The 26th of May 1915, Anna' daughter Emma married George Scholl and moved to San Diego. So Anna also went to San Diego and rented an apartment. It was the year of the Fair and Anna enjoyed it very much. She also enjoyed attending church there.

In July 1916 Emma moved back to Los Angeles. So Anna went there again and spent the remaining five years of her life. She enjoyed Emma's first child, Audrey, and took long walks with her. She still went to church at 153 West Adams.

In January 1921 Anna became ill with bronchial pneumonia, Emma took care of her. Her daughter Annie and husband William Inglis also came from Oregon to be with her. She enjoyed having the missionaries come and sing for her. She loved music and could sing well. One day she said to Emma "Do you know the greatest regret I have?" Emma said, "No." She then said, "It is because I haven't done the Temple work for my dead ancestors." Emma said, "If you will help me when you go to the other world, I will try to do it." She was never unconscious during the three weeks she was ill. On the morning of February 1st, 1921, after speaking to her daughter Emma, she passed away peacefully. As Annie and William Inglis were not going to Utah funeral services were held at 153 West Adams.

Emma and Audrey her four year old daughter went to Utah on the train to take Anna's body. It was taken to the Larkin Mortuary at 24th and Adams Avenue, Ogden.

Sunday the 6th of February 1921, funeral services were held in the Eden Ward Chapel, George A. Fuller, Bishop. Her remains were laid to rest beside her husband, Jakob Bachman, in the family lot in Eden Cemetery.

Anna's daughter, Emma Bachman Scholl is the family Genealogist. Julius Billiter secured the records of 5,000 of her dead ancestors.

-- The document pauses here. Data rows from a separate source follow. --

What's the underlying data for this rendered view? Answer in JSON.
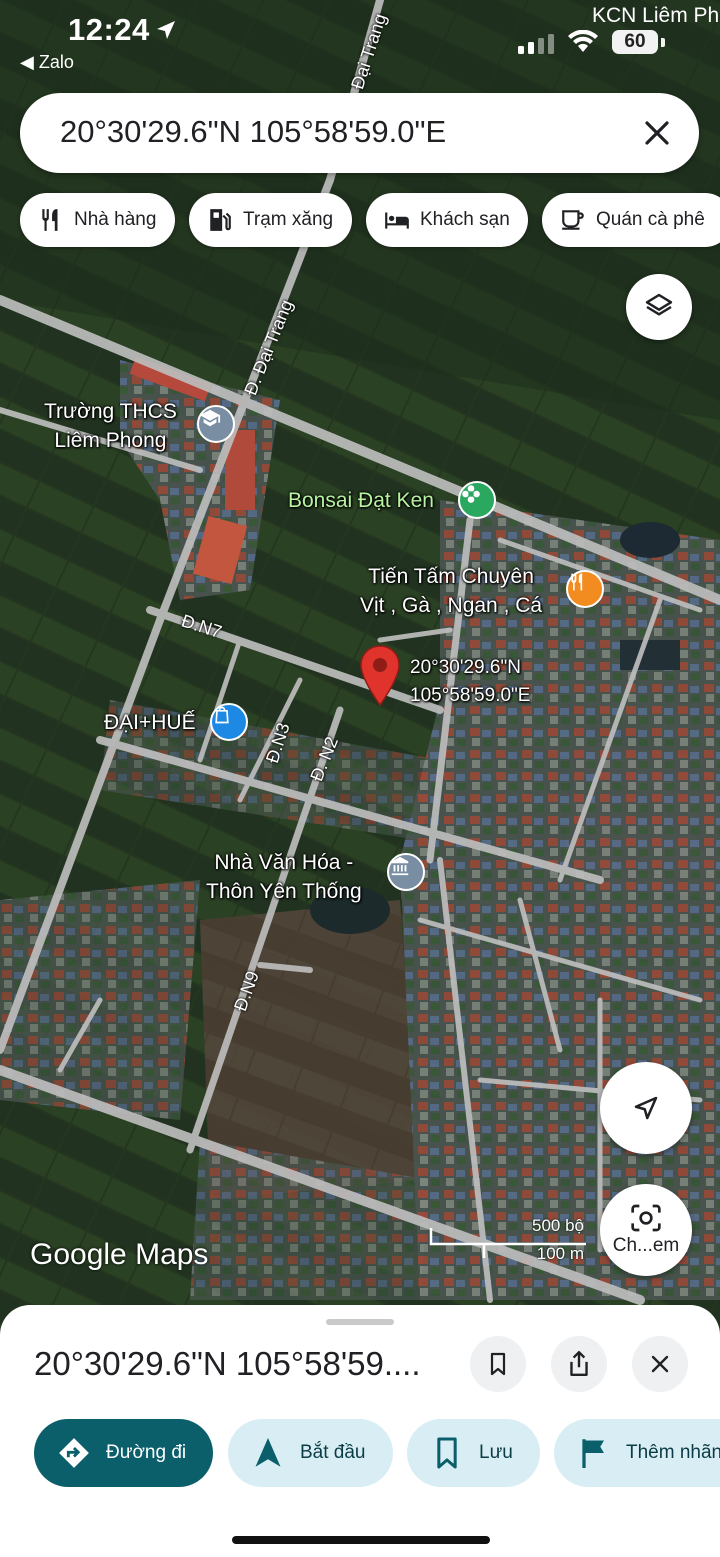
{
  "status_bar": {
    "time": "12:24",
    "back_app": "◀ Zalo",
    "area_label": "KCN Liêm Ph",
    "battery": "60"
  },
  "search": {
    "query": "20°30'29.6\"N 105°58'59.0\"E",
    "clear_icon": "close-icon"
  },
  "chips": [
    {
      "label": "Nhà hàng",
      "icon": "restaurant-icon"
    },
    {
      "label": "Trạm xăng",
      "icon": "gas-station-icon"
    },
    {
      "label": "Khách sạn",
      "icon": "hotel-icon"
    },
    {
      "label": "Quán cà phê",
      "icon": "coffee-icon"
    }
  ],
  "map": {
    "labels": {
      "school": "Trường THCS\nLiêm Phong",
      "bonsai": "Bonsai Đạt Ken",
      "restaurant": "Tiến Tấm Chuyên\nVịt , Gà , Ngan , Cá",
      "shop": "ĐẠI+HUẾ",
      "culture_house": "Nhà Văn Hóa -\nThôn Yên Thống",
      "pin_coords": "20°30'29.6\"N\n105°58'59.0\"E"
    },
    "roads": {
      "dai_trang_top": "Đ. Đại Trang",
      "dai_trang": "Đ. Đại Trang",
      "n7": "Đ.N7",
      "n3": "Đ.N3",
      "n2": "Đ. N2",
      "n9": "Đ.N9"
    },
    "logo": "Google Maps",
    "scale_imperial": "500 bộ",
    "scale_metric": "100 m",
    "image_search_label": "Ch...em",
    "colors": {
      "pin": "#e0332b",
      "poi_school": "#7a8ea3",
      "poi_bonsai": "#2aa860",
      "poi_restaurant": "#f28b20",
      "poi_shop": "#1e88e5",
      "poi_culture": "#7a8ea3"
    }
  },
  "sheet": {
    "title": "20°30'29.6\"N 105°58'59....",
    "actions": [
      {
        "label": "Đường đi",
        "icon": "directions-icon",
        "primary": true
      },
      {
        "label": "Bắt đầu",
        "icon": "navigation-arrow-icon"
      },
      {
        "label": "Lưu",
        "icon": "bookmark-icon"
      },
      {
        "label": "Thêm nhãn",
        "icon": "flag-icon"
      }
    ],
    "colors": {
      "primary": "#0b5f6b",
      "secondary_bg": "#d8eef4",
      "icon": "#0b5f6b"
    }
  }
}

Anna Hegetschweiler Stone Bachman's descendants number 5 children, 17 grand children, and 36 great grand children in 1958.